These odd circumstances meant a committee where:

  • Opposition MPs got to ask hard questions
  • The witnesses were often people the Government would rather not have had called
  • The majority of the time was used for scrutiny.

That is far different from the fiasco we have seen on other committees where patsy questions and refusals to inquire into government actions is common. If committees were independent, they could actually change the legislation before them. The Government can still change it back in the Committee of the Whole House Stage – they did win the election – but there’s going to be a lot more debate.

Key benefits

Government backbenchers will have to defend their government’s policy, massively increasing their leverage within caucus Select Committee submitters will know that the committee can actually change the legislation Committee of the Whole House stage of law making will be much more intensive, as Ministers often argue to change legislation back to their original position.

Independent Select Committees would amount to a voice of the people against government laws. They would be a dozen or so mini-parliaments where dissenting voices would dominate. They would really make ministers and civil servants justify every part of their law, transparently and openly for all to see.

ACT would introduce independent select committees as a pre-requisite for a four-year term. The three-year term would actually remain the default. It would offer an incoming government the possibility of going four years if it turned over control of select committees.

ACT’s Democracy Policy brings New Zealanders back into the conversation about the future of our country. With these rules, the government of the day would not be able to run roughshod over the rights on New Zealanders with a hail of knee-jerk regulations.
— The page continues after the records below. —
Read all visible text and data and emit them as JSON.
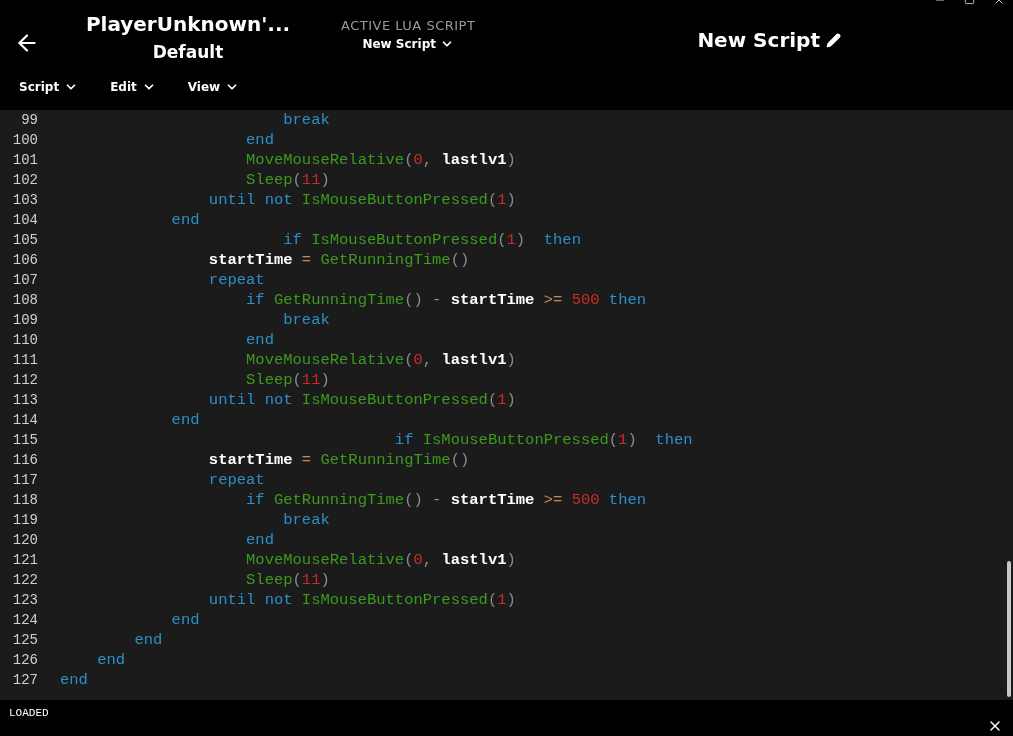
{
  "header": {
    "device_title": "PlayerUnknown'...",
    "profile": "Default",
    "active_label": "ACTIVE LUA SCRIPT",
    "active_script": "New Script",
    "script_name": "New Script"
  },
  "menus": [
    {
      "label": "Script"
    },
    {
      "label": "Edit"
    },
    {
      "label": "View"
    }
  ],
  "lines": [
    {
      "number": "99",
      "tokens": [
        {
          "keyword": "                        break"
        }
      ]
    },
    {
      "number": "100",
      "tokens": [
        {
          "keyword": "                    end"
        }
      ]
    },
    {
      "number": "101",
      "tokens": [
        {
          "function": "                    MoveMouseRelative"
        },
        {
          "punct": "("
        },
        {
          "number": "0"
        },
        {
          "punct": ", "
        },
        {
          "name": "lastlv1"
        },
        {
          "punct": ")"
        }
      ]
    },
    {
      "number": "102",
      "tokens": [
        {
          "function": "                    Sleep"
        },
        {
          "punct": "("
        },
        {
          "number": "11"
        },
        {
          "punct": ")"
        }
      ]
    },
    {
      "number": "103",
      "tokens": [
        {
          "keyword": "                until not "
        },
        {
          "function": "IsMouseButtonPressed"
        },
        {
          "punct": "("
        },
        {
          "number": "1"
        },
        {
          "punct": ")"
        }
      ]
    },
    {
      "number": "104",
      "tokens": [
        {
          "keyword": "            end"
        }
      ]
    },
    {
      "number": "105",
      "tokens": [
        {
          "keyword": "                        if "
        },
        {
          "function": "IsMouseButtonPressed"
        },
        {
          "punct": "("
        },
        {
          "number": "1"
        },
        {
          "punct": ")"
        },
        {
          "keyword": "  then"
        }
      ]
    },
    {
      "number": "106",
      "tokens": [
        {
          "name": "                startTime"
        },
        {
          "operator": " = "
        },
        {
          "function": "GetRunningTime"
        },
        {
          "punct": "()"
        }
      ]
    },
    {
      "number": "107",
      "tokens": [
        {
          "keyword": "                repeat"
        }
      ]
    },
    {
      "number": "108",
      "tokens": [
        {
          "keyword": "                    if "
        },
        {
          "function": "GetRunningTime"
        },
        {
          "punct": "()"
        },
        {
          "operator": " - "
        },
        {
          "name": "startTime"
        },
        {
          "operator": " >= "
        },
        {
          "number": "500"
        },
        {
          "keyword": " then"
        }
      ]
    },
    {
      "number": "109",
      "tokens": [
        {
          "keyword": "                        break"
        }
      ]
    },
    {
      "number": "110",
      "tokens": [
        {
          "keyword": "                    end"
        }
      ]
    },
    {
      "number": "111",
      "tokens": [
        {
          "function": "                    MoveMouseRelative"
        },
        {
          "punct": "("
        },
        {
          "number": "0"
        },
        {
          "punct": ", "
        },
        {
          "name": "lastlv1"
        },
        {
          "punct": ")"
        }
      ]
    },
    {
      "number": "112",
      "tokens": [
        {
          "function": "                    Sleep"
        },
        {
          "punct": "("
        },
        {
          "number": "11"
        },
        {
          "punct": ")"
        }
      ]
    },
    {
      "number": "113",
      "tokens": [
        {
          "keyword": "                until not "
        },
        {
          "function": "IsMouseButtonPressed"
        },
        {
          "punct": "("
        },
        {
          "number": "1"
        },
        {
          "punct": ")"
        }
      ]
    },
    {
      "number": "114",
      "tokens": [
        {
          "keyword": "            end"
        }
      ]
    },
    {
      "number": "115",
      "tokens": [
        {
          "keyword": "                                    if "
        },
        {
          "function": "IsMouseButtonPressed"
        },
        {
          "punct": "("
        },
        {
          "number": "1"
        },
        {
          "punct": ")"
        },
        {
          "keyword": "  then"
        }
      ]
    },
    {
      "number": "116",
      "tokens": [
        {
          "name": "                startTime"
        },
        {
          "operator": " = "
        },
        {
          "function": "GetRunningTime"
        },
        {
          "punct": "()"
        }
      ]
    },
    {
      "number": "117",
      "tokens": [
        {
          "keyword": "                repeat"
        }
      ]
    },
    {
      "number": "118",
      "tokens": [
        {
          "keyword": "                    if "
        },
        {
          "function": "GetRunningTime"
        },
        {
          "punct": "()"
        },
        {
          "operator": " - "
        },
        {
          "name": "startTime"
        },
        {
          "operator": " >= "
        },
        {
          "number": "500"
        },
        {
          "keyword": " then"
        }
      ]
    },
    {
      "number": "119",
      "tokens": [
        {
          "keyword": "                        break"
        }
      ]
    },
    {
      "number": "120",
      "tokens": [
        {
          "keyword": "                    end"
        }
      ]
    },
    {
      "number": "121",
      "tokens": [
        {
          "function": "                    MoveMouseRelative"
        },
        {
          "punct": "("
        },
        {
          "number": "0"
        },
        {
          "punct": ", "
        },
        {
          "name": "lastlv1"
        },
        {
          "punct": ")"
        }
      ]
    },
    {
      "number": "122",
      "tokens": [
        {
          "function": "                    Sleep"
        },
        {
          "punct": "("
        },
        {
          "number": "11"
        },
        {
          "punct": ")"
        }
      ]
    },
    {
      "number": "123",
      "tokens": [
        {
          "keyword": "                until not "
        },
        {
          "function": "IsMouseButtonPressed"
        },
        {
          "punct": "("
        },
        {
          "number": "1"
        },
        {
          "punct": ")"
        }
      ]
    },
    {
      "number": "124",
      "tokens": [
        {
          "keyword": "            end"
        }
      ]
    },
    {
      "number": "125",
      "tokens": [
        {
          "keyword": "        end"
        }
      ]
    },
    {
      "number": "126",
      "tokens": [
        {
          "keyword": "    end"
        }
      ]
    },
    {
      "number": "127",
      "tokens": [
        {
          "keyword": "end"
        }
      ]
    }
  ],
  "status_bar": {
    "text": "LOADED"
  }
}
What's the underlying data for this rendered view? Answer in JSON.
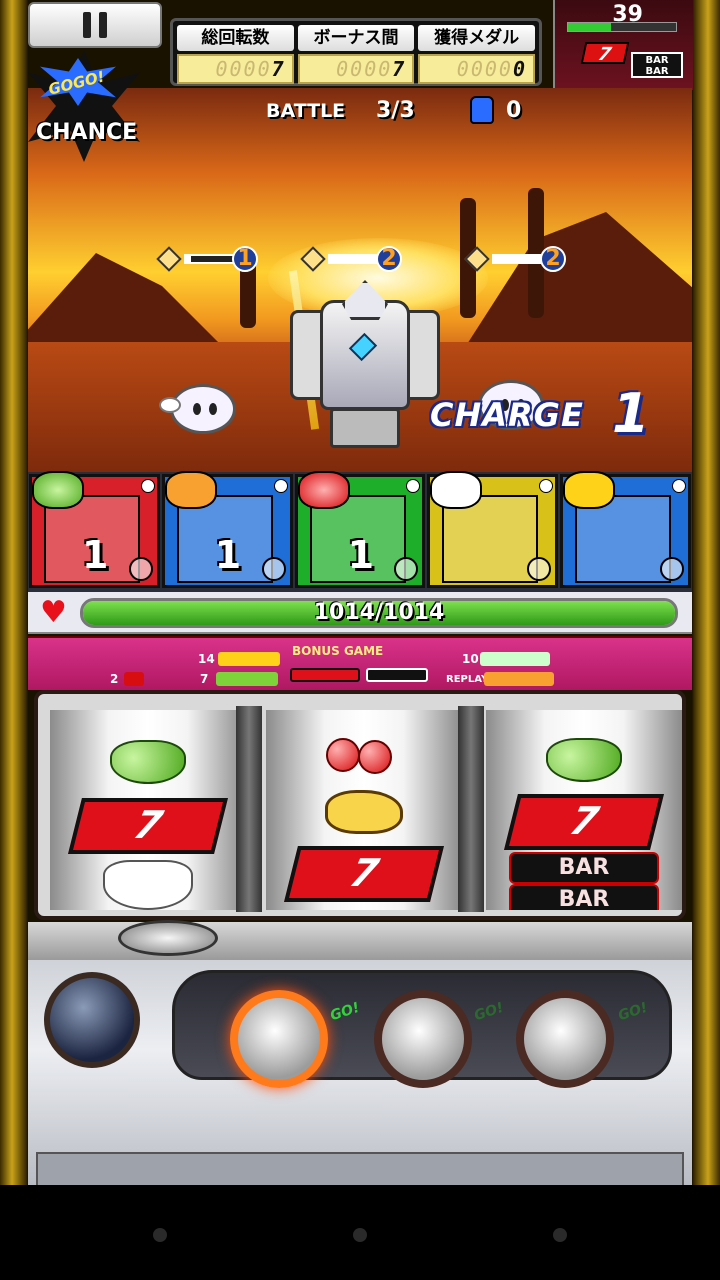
{
  "hud": {
    "counters": [
      {
        "label": "総回転数",
        "dim_digits": "0000",
        "value": "7"
      },
      {
        "label": "ボーナス間",
        "dim_digits": "0000",
        "value": "7"
      },
      {
        "label": "獲得メダル",
        "dim_digits": "0000",
        "value": "0"
      }
    ],
    "credit": "39",
    "credit_bar_level": 0.4,
    "credit_seven": "7",
    "credit_bar": "BAR BAR"
  },
  "badge": {
    "gogo": "GOGO!",
    "chance": "CHANCE"
  },
  "battle": {
    "label": "BATTLE",
    "round": "3/3",
    "bag_count": "0",
    "enemy_turns": [
      "1",
      "2",
      "2"
    ],
    "enemy_hp_levels": [
      0.1,
      1.0,
      1.0
    ],
    "charge_label": "CHARGE",
    "charge_value": "1"
  },
  "cards": [
    {
      "color": "#d8202a",
      "emblem": "grapes-icon",
      "count": "1"
    },
    {
      "color": "#1f6ed8",
      "emblem": "rhino-icon",
      "count": "1"
    },
    {
      "color": "#1fae2a",
      "emblem": "cherry-icon",
      "count": "1"
    },
    {
      "color": "#d8c21a",
      "emblem": "clown-icon",
      "count": ""
    },
    {
      "color": "#1f6ed8",
      "emblem": "bell-icon",
      "count": ""
    }
  ],
  "hp": {
    "text": "1014/1014",
    "level": 1.0
  },
  "paytable": {
    "title": "BONUS GAME",
    "n14": "14",
    "n10": "10",
    "n2": "2",
    "n7": "7",
    "replay": "REPLAY"
  },
  "reels": {
    "left": [
      "grape",
      "seven",
      "clown"
    ],
    "center": [
      "cherry",
      "rhino",
      "seven"
    ],
    "right": [
      "grape",
      "seven",
      "bar"
    ]
  },
  "symbols": {
    "seven": "7",
    "bar": "BAR"
  },
  "controls": {
    "go": "GO!"
  }
}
We would rebuild and retool our democracy to give ordinary people a greater say in the future of the country they’re paying for.